Aim of the task:
Output all the data exactly.

Data for the task:
== Segment start ==
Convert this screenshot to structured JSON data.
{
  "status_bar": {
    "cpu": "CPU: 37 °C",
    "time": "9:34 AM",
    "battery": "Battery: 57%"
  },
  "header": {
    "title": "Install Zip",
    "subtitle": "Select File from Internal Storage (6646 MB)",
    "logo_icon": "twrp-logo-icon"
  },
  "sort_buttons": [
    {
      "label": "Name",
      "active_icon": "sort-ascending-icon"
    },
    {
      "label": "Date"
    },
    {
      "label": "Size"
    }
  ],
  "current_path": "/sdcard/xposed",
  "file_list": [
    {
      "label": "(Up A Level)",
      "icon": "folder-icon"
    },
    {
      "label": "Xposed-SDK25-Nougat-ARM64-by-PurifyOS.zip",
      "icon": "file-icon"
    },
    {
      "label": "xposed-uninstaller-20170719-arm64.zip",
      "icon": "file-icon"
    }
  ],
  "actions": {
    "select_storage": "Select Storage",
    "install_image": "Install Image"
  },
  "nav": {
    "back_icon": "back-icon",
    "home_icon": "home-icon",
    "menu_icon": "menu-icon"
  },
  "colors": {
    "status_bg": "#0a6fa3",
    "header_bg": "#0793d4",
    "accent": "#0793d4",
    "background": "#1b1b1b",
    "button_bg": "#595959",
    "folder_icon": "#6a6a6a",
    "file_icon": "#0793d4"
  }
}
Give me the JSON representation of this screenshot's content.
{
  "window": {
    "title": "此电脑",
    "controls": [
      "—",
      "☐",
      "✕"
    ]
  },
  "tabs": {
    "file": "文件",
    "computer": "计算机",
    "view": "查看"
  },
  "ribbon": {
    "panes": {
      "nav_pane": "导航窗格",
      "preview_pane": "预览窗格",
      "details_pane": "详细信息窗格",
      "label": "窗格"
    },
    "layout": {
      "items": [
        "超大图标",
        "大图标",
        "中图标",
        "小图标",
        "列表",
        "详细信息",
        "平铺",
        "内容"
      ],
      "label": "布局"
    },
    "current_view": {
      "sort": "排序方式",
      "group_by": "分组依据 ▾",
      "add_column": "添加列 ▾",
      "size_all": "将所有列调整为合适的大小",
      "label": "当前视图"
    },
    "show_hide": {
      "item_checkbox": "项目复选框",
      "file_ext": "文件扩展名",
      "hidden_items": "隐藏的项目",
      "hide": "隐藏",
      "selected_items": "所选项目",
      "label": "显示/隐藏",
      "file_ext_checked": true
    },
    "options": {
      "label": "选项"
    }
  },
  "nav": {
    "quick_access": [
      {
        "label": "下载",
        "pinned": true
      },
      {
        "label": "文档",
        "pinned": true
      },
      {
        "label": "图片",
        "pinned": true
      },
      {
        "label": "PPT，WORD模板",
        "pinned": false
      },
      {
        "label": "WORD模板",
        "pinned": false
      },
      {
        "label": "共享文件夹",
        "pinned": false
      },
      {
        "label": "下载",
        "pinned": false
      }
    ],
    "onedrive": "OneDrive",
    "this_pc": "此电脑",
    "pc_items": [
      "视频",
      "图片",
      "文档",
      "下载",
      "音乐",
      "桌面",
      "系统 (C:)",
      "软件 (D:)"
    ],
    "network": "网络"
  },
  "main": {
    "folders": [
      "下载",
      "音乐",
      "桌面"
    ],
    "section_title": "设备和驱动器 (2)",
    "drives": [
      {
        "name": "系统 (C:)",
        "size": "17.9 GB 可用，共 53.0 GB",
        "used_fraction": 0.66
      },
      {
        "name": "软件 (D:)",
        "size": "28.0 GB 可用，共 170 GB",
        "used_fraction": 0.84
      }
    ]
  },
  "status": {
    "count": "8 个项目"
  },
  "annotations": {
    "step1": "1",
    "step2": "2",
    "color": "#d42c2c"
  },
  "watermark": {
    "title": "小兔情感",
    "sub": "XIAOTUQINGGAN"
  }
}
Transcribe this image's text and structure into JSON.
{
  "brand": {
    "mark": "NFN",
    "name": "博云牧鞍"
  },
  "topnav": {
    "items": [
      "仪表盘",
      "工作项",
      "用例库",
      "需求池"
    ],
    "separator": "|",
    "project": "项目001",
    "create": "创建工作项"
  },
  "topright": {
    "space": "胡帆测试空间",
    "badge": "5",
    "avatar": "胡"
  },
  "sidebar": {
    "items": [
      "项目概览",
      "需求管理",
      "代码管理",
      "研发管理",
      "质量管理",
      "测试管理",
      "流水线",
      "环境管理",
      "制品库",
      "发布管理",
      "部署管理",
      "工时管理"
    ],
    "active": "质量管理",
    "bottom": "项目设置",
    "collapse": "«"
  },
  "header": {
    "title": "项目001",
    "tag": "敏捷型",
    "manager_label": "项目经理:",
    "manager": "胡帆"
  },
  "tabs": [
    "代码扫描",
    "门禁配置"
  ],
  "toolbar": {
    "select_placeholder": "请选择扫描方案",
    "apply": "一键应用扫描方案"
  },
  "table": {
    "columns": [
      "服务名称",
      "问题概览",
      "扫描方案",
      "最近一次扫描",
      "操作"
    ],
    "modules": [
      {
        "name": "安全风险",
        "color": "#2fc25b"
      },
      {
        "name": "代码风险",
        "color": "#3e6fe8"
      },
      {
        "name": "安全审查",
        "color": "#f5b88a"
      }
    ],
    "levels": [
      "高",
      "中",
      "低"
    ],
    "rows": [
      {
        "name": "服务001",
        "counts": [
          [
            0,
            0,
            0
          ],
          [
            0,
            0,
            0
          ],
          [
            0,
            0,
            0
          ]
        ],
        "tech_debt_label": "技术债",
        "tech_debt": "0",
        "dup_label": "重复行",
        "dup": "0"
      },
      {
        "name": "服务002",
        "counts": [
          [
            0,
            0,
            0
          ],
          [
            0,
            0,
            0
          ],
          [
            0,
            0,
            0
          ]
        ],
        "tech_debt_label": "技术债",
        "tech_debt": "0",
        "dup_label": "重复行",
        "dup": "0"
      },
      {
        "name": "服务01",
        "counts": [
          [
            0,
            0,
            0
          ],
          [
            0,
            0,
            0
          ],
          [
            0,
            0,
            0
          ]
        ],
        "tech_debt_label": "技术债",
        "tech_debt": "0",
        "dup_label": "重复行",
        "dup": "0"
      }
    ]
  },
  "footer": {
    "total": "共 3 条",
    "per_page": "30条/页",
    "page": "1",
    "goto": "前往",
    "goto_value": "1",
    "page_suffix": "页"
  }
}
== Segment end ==
Written solution:
Convert this screenshot to structured JSON data.
{
  "status_bar": {
    "cpu": "CPU: 37 °C",
    "time": "9:34 AM",
    "battery": "Battery: 57%"
  },
  "header": {
    "title": "Install Zip",
    "subtitle": "Select File from Internal Storage (6646 MB)",
    "logo_icon": "twrp-logo-icon"
  },
  "sort_buttons": [
    {
      "label": "Name",
      "active_icon": "sort-ascending-icon"
    },
    {
      "label": "Date"
    },
    {
      "label": "Size"
    }
  ],
  "current_path": "/sdcard/xposed",
  "file_list": [
    {
      "label": "(Up A Level)",
      "icon": "folder-icon"
    },
    {
      "label": "Xposed-SDK25-Nougat-ARM64-by-PurifyOS.zip",
      "icon": "file-icon"
    },
    {
      "label": "xposed-uninstaller-20170719-arm64.zip",
      "icon": "file-icon"
    }
  ],
  "actions": {
    "select_storage": "Select Storage",
    "install_image": "Install Image"
  },
  "nav": {
    "back_icon": "back-icon",
    "home_icon": "home-icon",
    "menu_icon": "menu-icon"
  },
  "colors": {
    "status_bg": "#0a6fa3",
    "header_bg": "#0793d4",
    "accent": "#0793d4",
    "background": "#1b1b1b",
    "button_bg": "#595959",
    "folder_icon": "#6a6a6a",
    "file_icon": "#0793d4"
  }
}
Give me the JSON representation of this screenshot's content.
{
  "window": {
    "title": "此电脑",
    "controls": [
      "—",
      "☐",
      "✕"
    ]
  },
  "tabs": {
    "file": "文件",
    "computer": "计算机",
    "view": "查看"
  },
  "ribbon": {
    "panes": {
      "nav_pane": "导航窗格",
      "preview_pane": "预览窗格",
      "details_pane": "详细信息窗格",
      "label": "窗格"
    },
    "layout": {
      "items": [
        "超大图标",
        "大图标",
        "中图标",
        "小图标",
        "列表",
        "详细信息",
        "平铺",
        "内容"
      ],
      "label": "布局"
    },
    "current_view": {
      "sort": "排序方式",
      "group_by": "分组依据 ▾",
      "add_column": "添加列 ▾",
      "size_all": "将所有列调整为合适的大小",
      "label": "当前视图"
    },
    "show_hide": {
      "item_checkbox": "项目复选框",
      "file_ext": "文件扩展名",
      "hidden_items": "隐藏的项目",
      "hide": "隐藏",
      "selected_items": "所选项目",
      "label": "显示/隐藏",
      "file_ext_checked": true
    },
    "options": {
      "label": "选项"
    }
  },
  "nav": {
    "quick_access": [
      {
        "label": "下载",
        "pinned": true
      },
      {
        "label": "文档",
        "pinned": true
      },
      {
        "label": "图片",
        "pinned": true
      },
      {
        "label": "PPT，WORD模板",
        "pinned": false
      },
      {
        "label": "WORD模板",
        "pinned": false
      },
      {
        "label": "共享文件夹",
        "pinned": false
      },
      {
        "label": "下载",
        "pinned": false
      }
    ],
    "onedrive": "OneDrive",
    "this_pc": "此电脑",
    "pc_items": [
      "视频",
      "图片",
      "文档",
      "下载",
      "音乐",
      "桌面",
      "系统 (C:)",
      "软件 (D:)"
    ],
    "network": "网络"
  },
  "main": {
    "folders": [
      "下载",
      "音乐",
      "桌面"
    ],
    "section_title": "设备和驱动器 (2)",
    "drives": [
      {
        "name": "系统 (C:)",
        "size": "17.9 GB 可用，共 53.0 GB",
        "used_fraction": 0.66
      },
      {
        "name": "软件 (D:)",
        "size": "28.0 GB 可用，共 170 GB",
        "used_fraction": 0.84
      }
    ]
  },
  "status": {
    "count": "8 个项目"
  },
  "annotations": {
    "step1": "1",
    "step2": "2",
    "color": "#d42c2c"
  },
  "watermark": {
    "title": "小兔情感",
    "sub": "XIAOTUQINGGAN"
  }
}
Transcribe this image's text and structure into JSON.
{
  "brand": {
    "mark": "NFN",
    "name": "博云牧鞍"
  },
  "topnav": {
    "items": [
      "仪表盘",
      "工作项",
      "用例库",
      "需求池"
    ],
    "separator": "|",
    "project": "项目001",
    "create": "创建工作项"
  },
  "topright": {
    "space": "胡帆测试空间",
    "badge": "5",
    "avatar": "胡"
  },
  "sidebar": {
    "items": [
      "项目概览",
      "需求管理",
      "代码管理",
      "研发管理",
      "质量管理",
      "测试管理",
      "流水线",
      "环境管理",
      "制品库",
      "发布管理",
      "部署管理",
      "工时管理"
    ],
    "active": "质量管理",
    "bottom": "项目设置",
    "collapse": "«"
  },
  "header": {
    "title": "项目001",
    "tag": "敏捷型",
    "manager_label": "项目经理:",
    "manager": "胡帆"
  },
  "tabs": [
    "代码扫描",
    "门禁配置"
  ],
  "toolbar": {
    "select_placeholder": "请选择扫描方案",
    "apply": "一键应用扫描方案"
  },
  "table": {
    "columns": [
      "服务名称",
      "问题概览",
      "扫描方案",
      "最近一次扫描",
      "操作"
    ],
    "modules": [
      {
        "name": "安全风险",
        "color": "#2fc25b"
      },
      {
        "name": "代码风险",
        "color": "#3e6fe8"
      },
      {
        "name": "安全审查",
        "color": "#f5b88a"
      }
    ],
    "levels": [
      "高",
      "中",
      "低"
    ],
    "rows": [
      {
        "name": "服务001",
        "counts": [
          [
            0,
            0,
            0
          ],
          [
            0,
            0,
            0
          ],
          [
            0,
            0,
            0
          ]
        ],
        "tech_debt_label": "技术债",
        "tech_debt": "0",
        "dup_label": "重复行",
        "dup": "0"
      },
      {
        "name": "服务002",
        "counts": [
          [
            0,
            0,
            0
          ],
          [
            0,
            0,
            0
          ],
          [
            0,
            0,
            0
          ]
        ],
        "tech_debt_label": "技术债",
        "tech_debt": "0",
        "dup_label": "重复行",
        "dup": "0"
      },
      {
        "name": "服务01",
        "counts": [
          [
            0,
            0,
            0
          ],
          [
            0,
            0,
            0
          ],
          [
            0,
            0,
            0
          ]
        ],
        "tech_debt_label": "技术债",
        "tech_debt": "0",
        "dup_label": "重复行",
        "dup": "0"
      }
    ]
  },
  "footer": {
    "total": "共 3 条",
    "per_page": "30条/页",
    "page": "1",
    "goto": "前往",
    "goto_value": "1",
    "page_suffix": "页"
  }
}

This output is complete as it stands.